Manufacturers of plastics and other polymers use a variety of additives in order to improve the properties and expand the commercial applications of their products. Carbon nanotubes (CNTs) are one such additive. When these long, thin graphene cylinders are embedded in plastics, the resulting CNT-polymer nanocomposites (CNT-PNCs) have enhanced tensile strength, electrical conductivity, and thermal stability compared to the same plastics without CNTs. The properties of CNT-PNCs are important not only in terms of their commercial value, but also in light of the potential environmental impacts of nanocomposites. Questions about how engineered nanomaterials like CNT-PNCs may behave in the environment abound.

Left: the chemical structure of a CNT; Middle: the chemical structure for two polymer subunits; Right: a gloved hand holding a square of very thin, black plastic.

Carbon nanotubes (left) are incorporated into polymer matrices (middle) to make CNT-PNCs (right)

Once a product containing CNT-PNCs reaches the end of its useful life and is discarded, its long-term fate depends on where it ends up and how it breaks down. Biological, physical, and chemical processes in landfills, soils, and surface waters will affect how fast the product degrades and whether or not the CNTs are released into the environment (and to what effect). To improve understanding of the potential impacts of CNT-PNCs on microbial populations and to help inform safe design of CNT-PNC products, the Bouwer group is collaborating with Howard Fairbrother’s group from the JHU Department of Chemistry to explore the effects of the added nanotubes on interactions between CNT-PNCs and bacteria.

Incubator-shaker holding several small Erlenmeyer flasks with variously-colored labels

Batch culture biodegradation experiments

One joint study focuses on how CNTs can decrease a plastic’s susceptibility to biodegradation. Starting with an easily biodegradable polymer known as PCL (poly-ε-caprolactone), we add CNTs to form a nanocomposite with a range of nanotube concentrations so that we can quantify how the CNT loading affects the biodegradability of the PCL under various conditions. After initial testing with a model laboratory organism, Pseudomonas aeruginosa, we are branching out to consider other organisms and more environmentally relevant conditions, including aerobic biodegradation by a mixed culture of wastewater microorganisms and anaerobic biodegradation by microbes from landfill leachate.

A second joint study focuses on the antimicrobial surface properties of CNT-PNCs made from a polymer called PVOH (polyvinyl alcohol). Using confocal laser scanning microscopy (CLSM) to visualize both living and dead bacterial cells, our researchers can study how the CNT concentration in the nanocomposite affects the viability of microbes that are exposed to the surface of the plastic for short periods of time.
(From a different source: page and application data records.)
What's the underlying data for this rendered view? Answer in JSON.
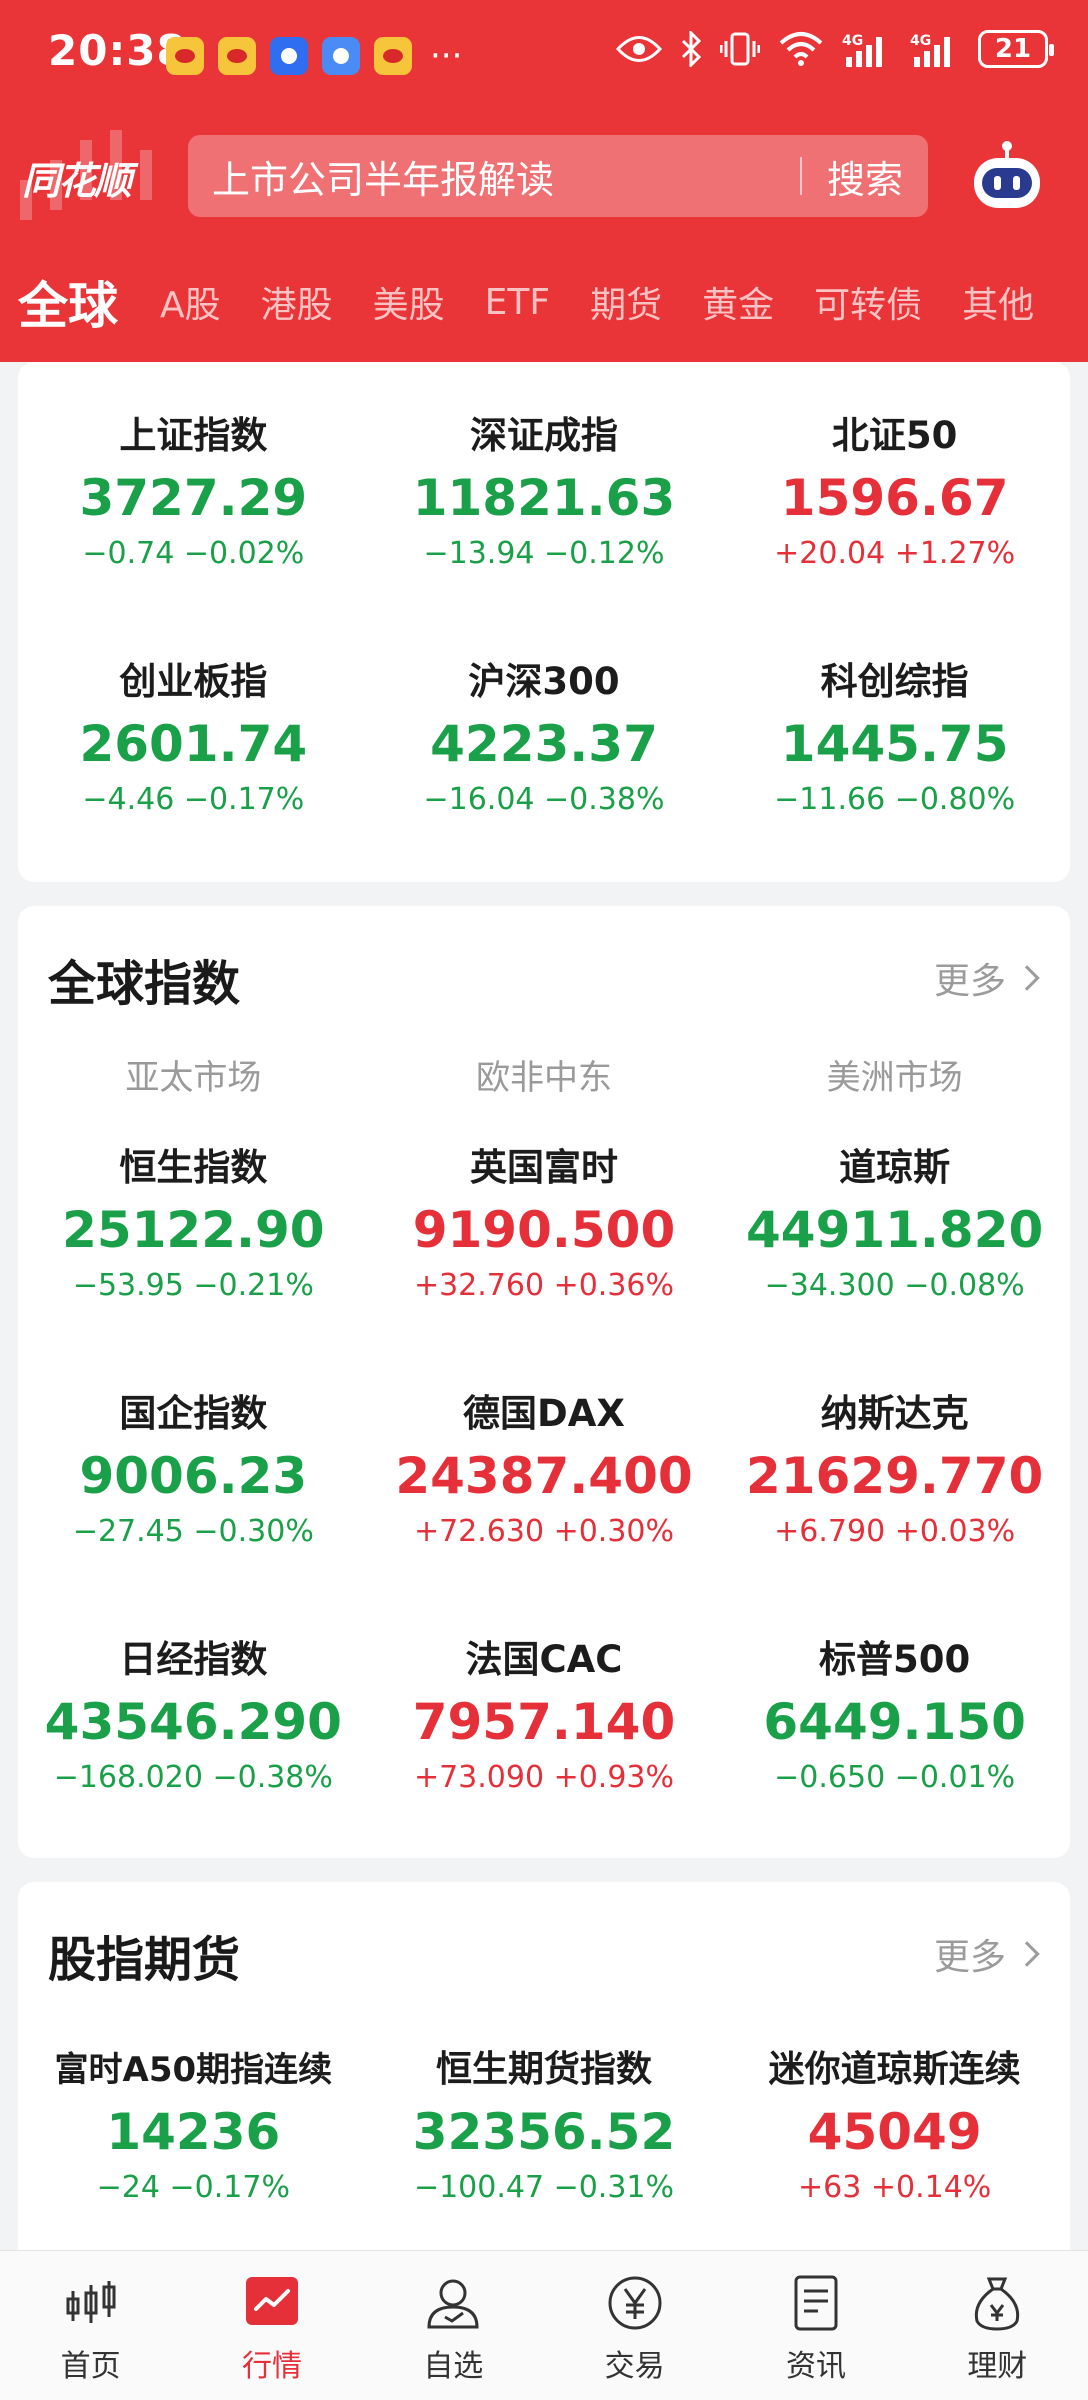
{
  "status_bar": {
    "time": "20:38",
    "battery": "21",
    "more": "···"
  },
  "header": {
    "logo": "同花顺",
    "search_placeholder": "上市公司半年报解读",
    "search_button": "搜索"
  },
  "tabs": [
    "全球",
    "A股",
    "港股",
    "美股",
    "ETF",
    "期货",
    "黄金",
    "可转债",
    "其他"
  ],
  "a_indices": [
    {
      "name": "上证指数",
      "price": "3727.29",
      "change": "−0.74  −0.02%",
      "trend": "down"
    },
    {
      "name": "深证成指",
      "price": "11821.63",
      "change": "−13.94  −0.12%",
      "trend": "down"
    },
    {
      "name": "北证50",
      "price": "1596.67",
      "change": "+20.04  +1.27%",
      "trend": "up"
    },
    {
      "name": "创业板指",
      "price": "2601.74",
      "change": "−4.46  −0.17%",
      "trend": "down"
    },
    {
      "name": "沪深300",
      "price": "4223.37",
      "change": "−16.04  −0.38%",
      "trend": "down"
    },
    {
      "name": "科创综指",
      "price": "1445.75",
      "change": "−11.66  −0.80%",
      "trend": "down"
    }
  ],
  "global": {
    "title": "全球指数",
    "more": "更多",
    "regions": [
      "亚太市场",
      "欧非中东",
      "美洲市场"
    ],
    "items": [
      {
        "name": "恒生指数",
        "price": "25122.90",
        "change": "−53.95  −0.21%",
        "trend": "down"
      },
      {
        "name": "英国富时",
        "price": "9190.500",
        "change": "+32.760  +0.36%",
        "trend": "up"
      },
      {
        "name": "道琼斯",
        "price": "44911.820",
        "change": "−34.300  −0.08%",
        "trend": "down"
      },
      {
        "name": "国企指数",
        "price": "9006.23",
        "change": "−27.45  −0.30%",
        "trend": "down"
      },
      {
        "name": "德国DAX",
        "price": "24387.400",
        "change": "+72.630  +0.30%",
        "trend": "up"
      },
      {
        "name": "纳斯达克",
        "price": "21629.770",
        "change": "+6.790  +0.03%",
        "trend": "up"
      },
      {
        "name": "日经指数",
        "price": "43546.290",
        "change": "−168.020  −0.38%",
        "trend": "down"
      },
      {
        "name": "法国CAC",
        "price": "7957.140",
        "change": "+73.090  +0.93%",
        "trend": "up"
      },
      {
        "name": "标普500",
        "price": "6449.150",
        "change": "−0.650  −0.01%",
        "trend": "down"
      }
    ]
  },
  "futures": {
    "title": "股指期货",
    "more": "更多",
    "items": [
      {
        "name": "富时A50期指连续",
        "price": "14236",
        "change": "−24  −0.17%",
        "trend": "down"
      },
      {
        "name": "恒生期货指数",
        "price": "32356.52",
        "change": "−100.47  −0.31%",
        "trend": "down"
      },
      {
        "name": "迷你道琼斯连续",
        "price": "45049",
        "change": "+63  +0.14%",
        "trend": "up"
      }
    ]
  },
  "bottom_nav": [
    {
      "label": "首页",
      "icon": "candlestick-icon"
    },
    {
      "label": "行情",
      "icon": "market-chart-icon"
    },
    {
      "label": "自选",
      "icon": "person-icon"
    },
    {
      "label": "交易",
      "icon": "yen-icon"
    },
    {
      "label": "资讯",
      "icon": "news-icon"
    },
    {
      "label": "理财",
      "icon": "money-bag-icon"
    }
  ],
  "colors": {
    "brand": "#e93438",
    "up": "#e5303a",
    "down": "#19a048"
  }
}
In environmental contexts, bacteria often colonize surfaces as biofilms, so Bouwer group researchers are also studying the longer-term effects of exposure to CNT-PNC surfaces on biofilm formation in a drip-flow reactor.

Three microscope fields of view at several hundred times magnification.  Left panel: splotchy greeny field with 0% CNT concentration.  Middle panel: mixed green and red splotchy field with 1% CNT concentration.  Right panel: largely red splotchy field with 5% CNT concentration.

Images of live (green) and dead (red) P. aeruginosa cells on PVOH nanocomposites show the antimicrobial effects of increasing CNT concentration